--- What you should do ---
Reprint the listing. Every line must match the original exactly.

==================================================

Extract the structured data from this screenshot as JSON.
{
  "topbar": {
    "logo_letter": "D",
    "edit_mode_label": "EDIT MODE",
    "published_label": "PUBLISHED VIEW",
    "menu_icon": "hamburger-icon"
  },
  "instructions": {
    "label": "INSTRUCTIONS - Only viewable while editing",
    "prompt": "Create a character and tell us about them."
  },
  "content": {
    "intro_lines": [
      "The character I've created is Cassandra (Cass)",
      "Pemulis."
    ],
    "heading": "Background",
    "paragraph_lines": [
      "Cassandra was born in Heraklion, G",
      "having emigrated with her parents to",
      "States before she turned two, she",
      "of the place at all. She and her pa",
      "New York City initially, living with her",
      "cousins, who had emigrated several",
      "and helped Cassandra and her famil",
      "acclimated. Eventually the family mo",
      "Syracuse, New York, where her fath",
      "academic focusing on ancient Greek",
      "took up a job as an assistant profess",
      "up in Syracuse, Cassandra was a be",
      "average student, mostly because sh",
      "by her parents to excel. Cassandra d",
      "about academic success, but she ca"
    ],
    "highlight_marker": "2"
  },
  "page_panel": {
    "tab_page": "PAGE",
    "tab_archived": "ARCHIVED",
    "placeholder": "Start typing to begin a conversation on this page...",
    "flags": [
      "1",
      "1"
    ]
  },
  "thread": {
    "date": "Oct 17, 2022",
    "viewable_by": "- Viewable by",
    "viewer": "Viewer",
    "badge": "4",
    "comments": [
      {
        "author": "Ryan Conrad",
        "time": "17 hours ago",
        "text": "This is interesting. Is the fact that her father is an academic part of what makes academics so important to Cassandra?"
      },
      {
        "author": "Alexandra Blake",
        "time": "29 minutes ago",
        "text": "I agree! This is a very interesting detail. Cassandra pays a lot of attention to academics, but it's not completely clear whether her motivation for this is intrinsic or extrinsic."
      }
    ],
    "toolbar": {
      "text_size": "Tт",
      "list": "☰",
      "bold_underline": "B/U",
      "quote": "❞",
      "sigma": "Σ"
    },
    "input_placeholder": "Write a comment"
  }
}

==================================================

--- Your response ---
Extract the structured data from this screenshot as JSON.
{
  "topbar": {
    "logo_letter": "D",
    "edit_mode_label": "EDIT MODE",
    "published_label": "PUBLISHED VIEW",
    "menu_icon": "hamburger-icon"
  },
  "instructions": {
    "label": "INSTRUCTIONS - Only viewable while editing",
    "prompt": "Create a character and tell us about them."
  },
  "content": {
    "intro_lines": [
      "The character I've created is Cassandra (Cass)",
      "Pemulis."
    ],
    "heading": "Background",
    "paragraph_lines": [
      "Cassandra was born in Heraklion, G",
      "having emigrated with her parents to",
      "States before she turned two, she",
      "of the place at all. She and her pa",
      "New York City initially, living with her",
      "cousins, who had emigrated several",
      "and helped Cassandra and her famil",
      "acclimated. Eventually the family mo",
      "Syracuse, New York, where her fath",
      "academic focusing on ancient Greek",
      "took up a job as an assistant profess",
      "up in Syracuse, Cassandra was a be",
      "average student, mostly because sh",
      "by her parents to excel. Cassandra d",
      "about academic success, but she ca"
    ],
    "highlight_marker": "2"
  },
  "page_panel": {
    "tab_page": "PAGE",
    "tab_archived": "ARCHIVED",
    "placeholder": "Start typing to begin a conversation on this page...",
    "flags": [
      "1",
      "1"
    ]
  },
  "thread": {
    "date": "Oct 17, 2022",
    "viewable_by": "- Viewable by",
    "viewer": "Viewer",
    "badge": "4",
    "comments": [
      {
        "author": "Ryan Conrad",
        "time": "17 hours ago",
        "text": "This is interesting. Is the fact that her father is an academic part of what makes academics so important to Cassandra?"
      },
      {
        "author": "Alexandra Blake",
        "time": "29 minutes ago",
        "text": "I agree! This is a very interesting detail. Cassandra pays a lot of attention to academics, but it's not completely clear whether her motivation for this is intrinsic or extrinsic."
      }
    ],
    "toolbar": {
      "text_size": "Tт",
      "list": "☰",
      "bold_underline": "B/U",
      "quote": "❞",
      "sigma": "Σ"
    },
    "input_placeholder": "Write a comment"
  }
}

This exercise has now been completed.